However, the big investment package has hit troubled waters after revelations by the Herald this week about a looming $400m funding hole in the transport budget.
This follows word from the NZ Transport Agency, Waka Kotahi, that it plans to only fund $2.3b of the $2.7b the council sought over the next three years from fuel taxes and user charges. A final call on this funding will be made by the Waka Kotahi board later this month.
Beck said most of the 1500 retail shops, bars and restaurants in the central city are closed, leaving 40 supermarkets, convenience stores and pharmacies as the only businesses open under level 4.
There is a mixture of feelings among business, said Beck.

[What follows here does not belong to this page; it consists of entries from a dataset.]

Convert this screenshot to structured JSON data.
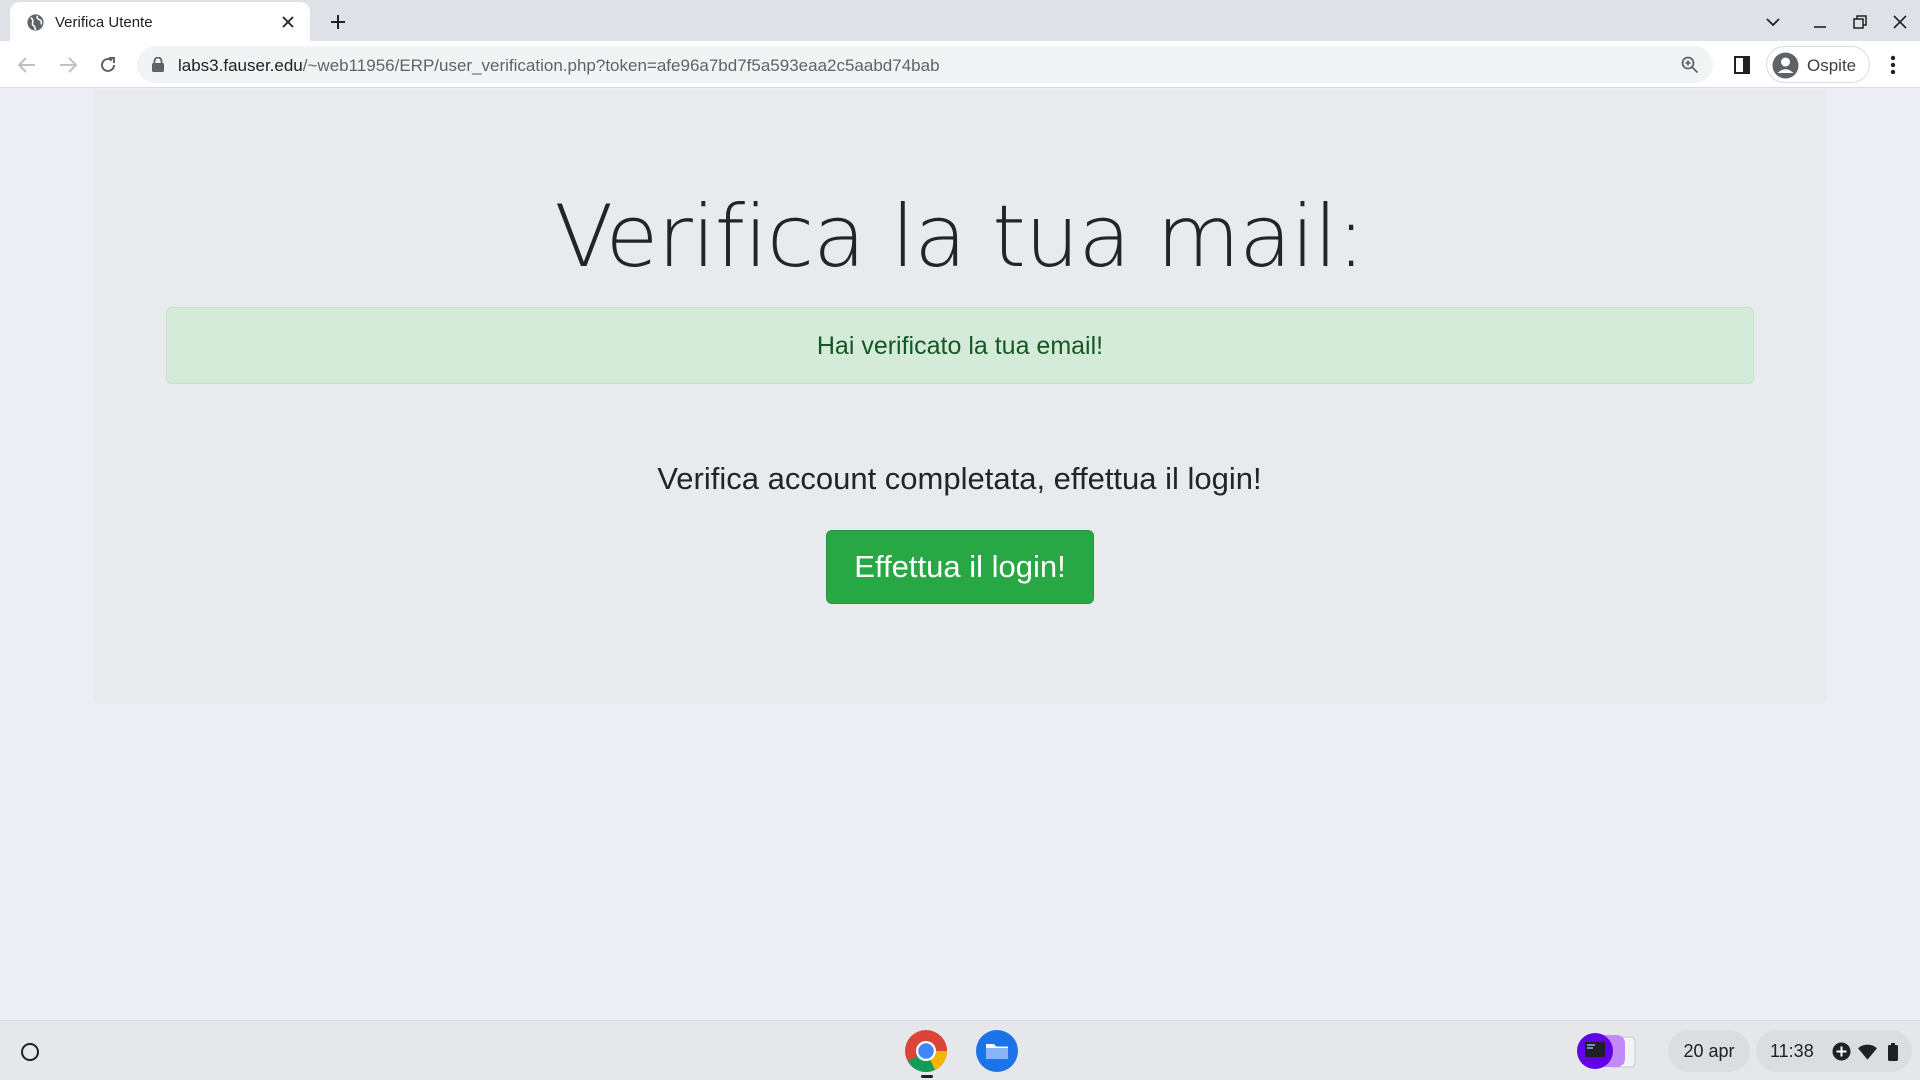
{
  "browser": {
    "tab": {
      "title": "Verifica Utente",
      "favicon": "globe-icon"
    },
    "url": {
      "host": "labs3.fauser.edu",
      "path": "/~web11956/ERP/user_verification.php?token=afe96a7bd7f5a593eaa2c5aabd74bab"
    },
    "profile": {
      "name": "Ospite"
    }
  },
  "page": {
    "headline": "Verifica la tua mail:",
    "alert": {
      "message": "Hai verificato la tua email!",
      "color": "#155724",
      "background": "#d4ebd9"
    },
    "lead": "Verifica account completata, effettua il login!",
    "login_button": {
      "label": "Effettua il login!",
      "color": "#28a745"
    }
  },
  "shelf": {
    "apps": [
      "chrome-icon",
      "files-icon"
    ],
    "date": "20 apr",
    "time": "11:38"
  }
}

Restaurant Month in the central city has left a lot of eateries with a big line-up of bookings pretty gutted, others are philosophical and there is anxiety for others not knowing what lies ahead.
“This is tough on top of tough for some,” Beck said.
She said business in the central city had picked up before the latest lockdown, saying for the June quarter it was down 11 per cent on the same quarter in 2019, calling it “a pretty good result” for winter.
Barnett said the figure of about $100m a day is about right, but part of that cost will be offset by the Government wage subsidy and doing business resurgence.
Last year, he said, Auckland rebounded following the level 4 lockdown and quickly saw skill shortages around infrastructure, construction, home building and technology – and will do so again.
“Day one after lockdown those people will be back in work and into productivity,” said Barnett, adding how quickly people get vaccinated will see the economy move down levels.
To maintain momentum, he said, some of the other parts of the Government are going to have to change the way they behave in areas like immigration, where there is a skill shortage to get growth in the economy and the possibility of a passport for people to do business offshore.
“Those things need to be accelerated because we need to be at the front of the rebound, not at the back of it,” Barnett said.